North Carolina Department of Health and Human Services reported 938 new cases and 8,887 completed tests Monday, with 10% of tests currently positive.
Ten more people have died, bringing the total number of deaths to 1,006.
More than 1,014,500 people have filed for unemployment in North Carolina, according to a daily report from the North Carolina Division of Unemployment Security. Of those people, 682,172 have received benefits through State Unemployment Insurance, Federal Pandemic Unemployment Compensation, Pandemic Unemployment Assistance or Pandemic Emergency Unemployment Compensation.
In total, the state has paid more than $3,573,003,173 in unemployment benefits.
MONDAY MORNING STORYLINES
The state senate is set to take up a bill on Monday that would allow gyms and fitness centers to reopen. House Bill 594 would allow gyms to reopen with limited capacity, despite the executive order.
Gov. Roy Cooper previously said gyms and bars could be allowed to reopen under a "Phase 2.5." On Friday, Gov. Cooper vetoed a bill that would have allowed bars to open outdoor seating across North Carolina.
Local health officials are answering questions about contact tracing resources on Monday morning. Last week, the state launched new initiatives to expand COVID-19 testing and contact tracing across the state and help people protect their families and neighbors.
696 people in North Carolina are in hospitals from COVID-19 according to the state. There have been more than 35,000 cases in the state as of Sunday. The latest numbers will come out later today. Cooper and the state's coronavirus task force will give an update at 3 p.m. today. ABC11 will carry the update on-air and online at ABC11.com.
For those at risk of COVID-19, there will be free tests in Wendell at Hephzibah Baptist Church on Wendell Blvd. starting on Thursday this week. In Durham County, DPS' summer meals program will start on Monday.
At least 18 states are seeing COVID-19 cases on the rise, including in North Carolina. New York City is entering Phase 1 of its recovery plan on Monday.
There are 35,546 confirmed COVID-19 cases throughout North Carolina, up 921 from Saturday. Four more people have died, bringing the total to 996.
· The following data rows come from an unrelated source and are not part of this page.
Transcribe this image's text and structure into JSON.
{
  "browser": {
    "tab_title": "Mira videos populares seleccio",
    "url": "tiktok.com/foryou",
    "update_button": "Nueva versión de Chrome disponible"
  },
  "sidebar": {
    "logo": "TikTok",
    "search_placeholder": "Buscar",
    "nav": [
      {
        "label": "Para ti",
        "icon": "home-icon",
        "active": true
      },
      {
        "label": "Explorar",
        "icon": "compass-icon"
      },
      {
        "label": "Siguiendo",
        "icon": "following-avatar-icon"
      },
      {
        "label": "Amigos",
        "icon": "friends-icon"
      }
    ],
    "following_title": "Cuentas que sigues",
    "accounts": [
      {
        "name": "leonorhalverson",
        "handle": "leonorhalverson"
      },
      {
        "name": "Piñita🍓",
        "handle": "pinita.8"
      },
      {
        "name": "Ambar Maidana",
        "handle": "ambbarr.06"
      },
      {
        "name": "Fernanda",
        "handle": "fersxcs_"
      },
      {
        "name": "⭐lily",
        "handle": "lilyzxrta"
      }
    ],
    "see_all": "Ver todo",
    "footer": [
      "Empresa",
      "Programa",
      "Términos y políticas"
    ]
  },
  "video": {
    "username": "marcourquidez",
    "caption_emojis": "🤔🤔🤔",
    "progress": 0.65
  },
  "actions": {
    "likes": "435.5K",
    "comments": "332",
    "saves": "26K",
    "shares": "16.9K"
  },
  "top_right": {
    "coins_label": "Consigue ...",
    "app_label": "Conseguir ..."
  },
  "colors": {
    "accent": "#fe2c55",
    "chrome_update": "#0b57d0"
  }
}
There are 13,876 more coronavirus tests being reported. At this time, more than 500,000 total tests have been completed statewide.
Ten percent of total tests on Friday and Saturday were positive.
Of the total cases, 696 are being hospitalized.
As of Sunday morning, there are 1,920,061 confirmed COVID-19 cases in the United States.
There are 2,067 cases in Durham County, up 48 from Friday. Of those, 1,432 have been released from isolation. There have been 49 deaths county-wide.